The input: Begin
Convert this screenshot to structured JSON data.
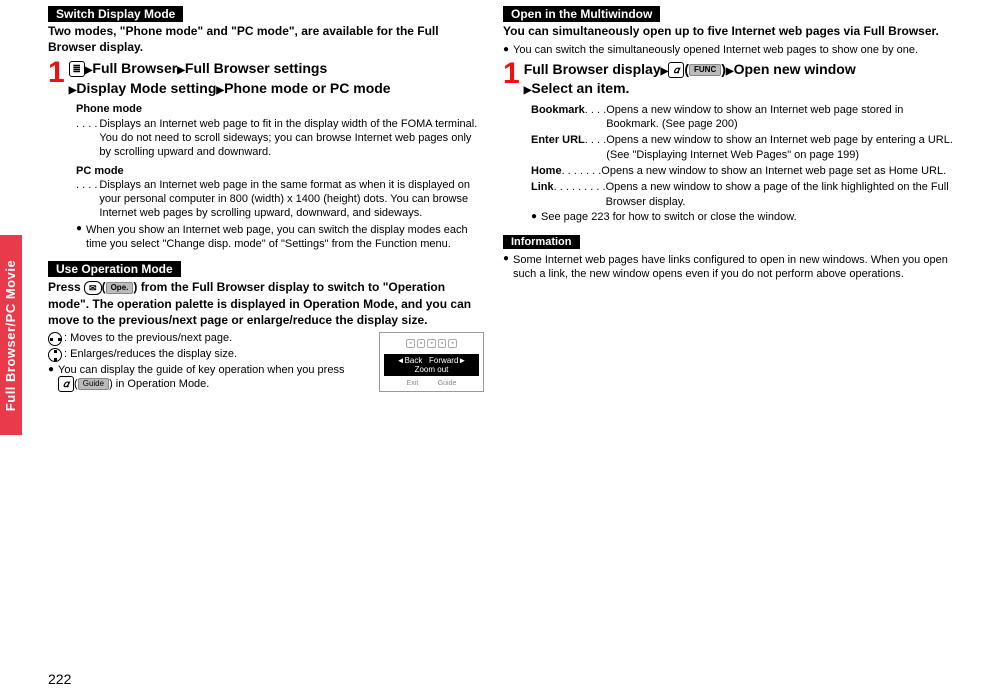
{
  "sidebar_tab": "Full Browser/PC Movie",
  "page_number": "222",
  "left": {
    "switch_heading": "Switch Display Mode",
    "switch_intro": "Two modes, \"Phone mode\" and \"PC mode\", are available for the Full Browser display.",
    "step_num": "1",
    "nav1a": "Full Browser",
    "nav1b": "Full Browser settings",
    "nav2a": "Display Mode setting",
    "nav2b": "Phone mode or PC mode",
    "phone_mode_label": "Phone mode",
    "phone_mode_dots": " . . . .",
    "phone_mode_desc": "Displays an Internet web page to fit in the display width of the FOMA terminal. You do not need to scroll sideways; you can browse Internet web pages only by scrolling upward and downward.",
    "pc_mode_label": "PC mode",
    "pc_mode_dots": " . . . .",
    "pc_mode_desc": "Displays an Internet web page in the same format as when it is displayed on your personal computer in 800 (width) x 1400 (height) dots. You can browse Internet web pages by scrolling upward, downward, and sideways.",
    "switch_bullet": "When you show an Internet web page, you can switch the display modes each time you select \"Change disp. mode\" of \"Settings\" from the Function menu.",
    "use_heading": "Use Operation Mode",
    "use_intro_a": "Press ",
    "use_intro_b": "(",
    "use_intro_ope": "Ope.",
    "use_intro_c": ") from the Full Browser display to switch to \"Operation mode\". The operation palette is displayed in Operation Mode, and you can move to the previous/next page or enlarge/reduce the display size.",
    "op_lr": ": Moves to the previous/next page.",
    "op_ud": ": Enlarges/reduces the display size.",
    "op_guide_a": "You can display the guide of key operation when you press ",
    "op_guide_b": "(",
    "op_guide_label": "Guide",
    "op_guide_c": ") in Operation Mode.",
    "guide_img": {
      "back": "◄Back",
      "forward": "Forward►",
      "zoom": "Zoom out",
      "exit": "Exit",
      "guide": "Guide"
    }
  },
  "right": {
    "open_heading": "Open in the Multiwindow",
    "open_intro": "You can simultaneously open up to five Internet web pages via Full Browser.",
    "open_bullet": "You can switch the simultaneously opened Internet web pages to show one by one.",
    "step_num": "1",
    "nav1a": "Full Browser display",
    "nav1_func": "FUNC",
    "nav1b": "Open new window",
    "nav2": "Select an item.",
    "defs": [
      {
        "term": "Bookmark",
        "dots": ". . . .",
        "def": "Opens a new window to show an Internet web page stored in Bookmark. (See page 200)"
      },
      {
        "term": "Enter URL",
        "dots": ". . . .",
        "def": "Opens a new window to show an Internet web page by entering a URL. (See \"Displaying Internet Web Pages\" on page 199)"
      },
      {
        "term": "Home",
        "dots": ". . . . . . .",
        "def": "Opens a new window to show an Internet web page set as Home URL."
      },
      {
        "term": "Link",
        "dots": " . . . . . . . . .",
        "def": "Opens a new window to show a page of the link highlighted on the Full Browser display."
      }
    ],
    "see_page": "See page 223 for how to switch or close the window.",
    "info_heading": "Information",
    "info_body": "Some Internet web pages have links configured to open in new windows. When you open such a link, the new window opens even if you do not perform above operations."
  }
}
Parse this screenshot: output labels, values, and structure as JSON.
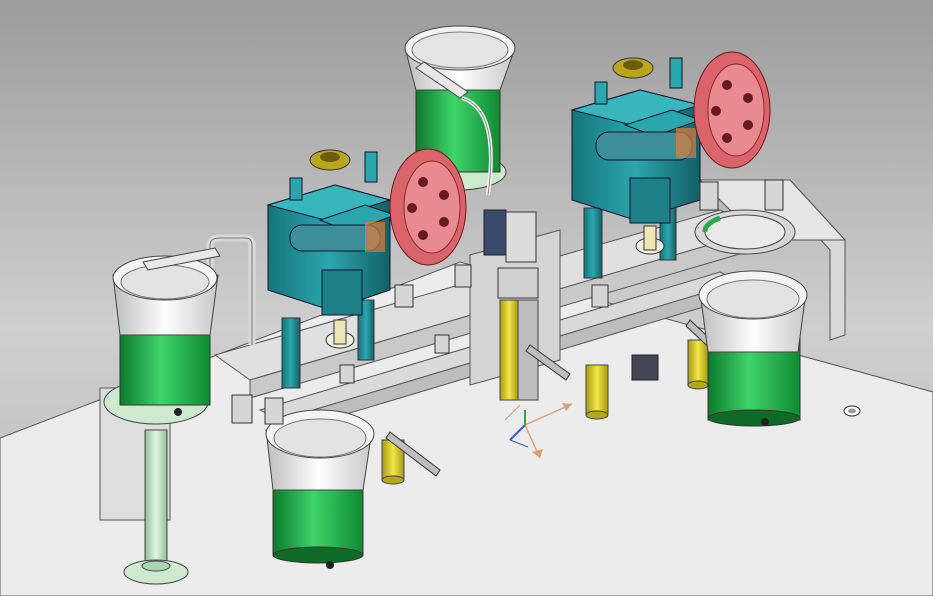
{
  "viewport": {
    "background_top": "#9c9c9c",
    "background_bottom": "#b9b9b9"
  },
  "colors": {
    "base_plate": "#ececec",
    "frame_rail": "#dcdcdc",
    "bowl_green": "#22b84a",
    "bowl_rim": "#f2f2f2",
    "press_body": "#1f8f96",
    "flywheel": "#d9646a",
    "cylinder_yellow": "#e0d22a",
    "pale_green": "#bfe3c4"
  },
  "triad": {
    "x_axis_color": "#d9a27a",
    "y_axis_color": "#3b5bd9",
    "z_axis_color": "#2aa84a"
  }
}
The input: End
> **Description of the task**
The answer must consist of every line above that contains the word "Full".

> **Response box**
  "sidebar_tab": "Full Browser/PC Movie",
    "switch_intro": "Two modes, \"Phone mode\" and \"PC mode\", are available for the Full Browser display.",
    "nav1a": "Full Browser",
    "nav1b": "Full Browser settings",
    "use_intro_c": ") from the Full Browser display to switch to \"Operation mode\". The operation palette is displayed in Operation Mode, and you can move to the previous/next page or enlarge/reduce the display size.",
    "open_intro": "You can simultaneously open up to five Internet web pages via Full Browser.",
    "nav1a": "Full Browser display",
        "def": "Opens a new window to show a page of the link highlighted on the Full Browser display."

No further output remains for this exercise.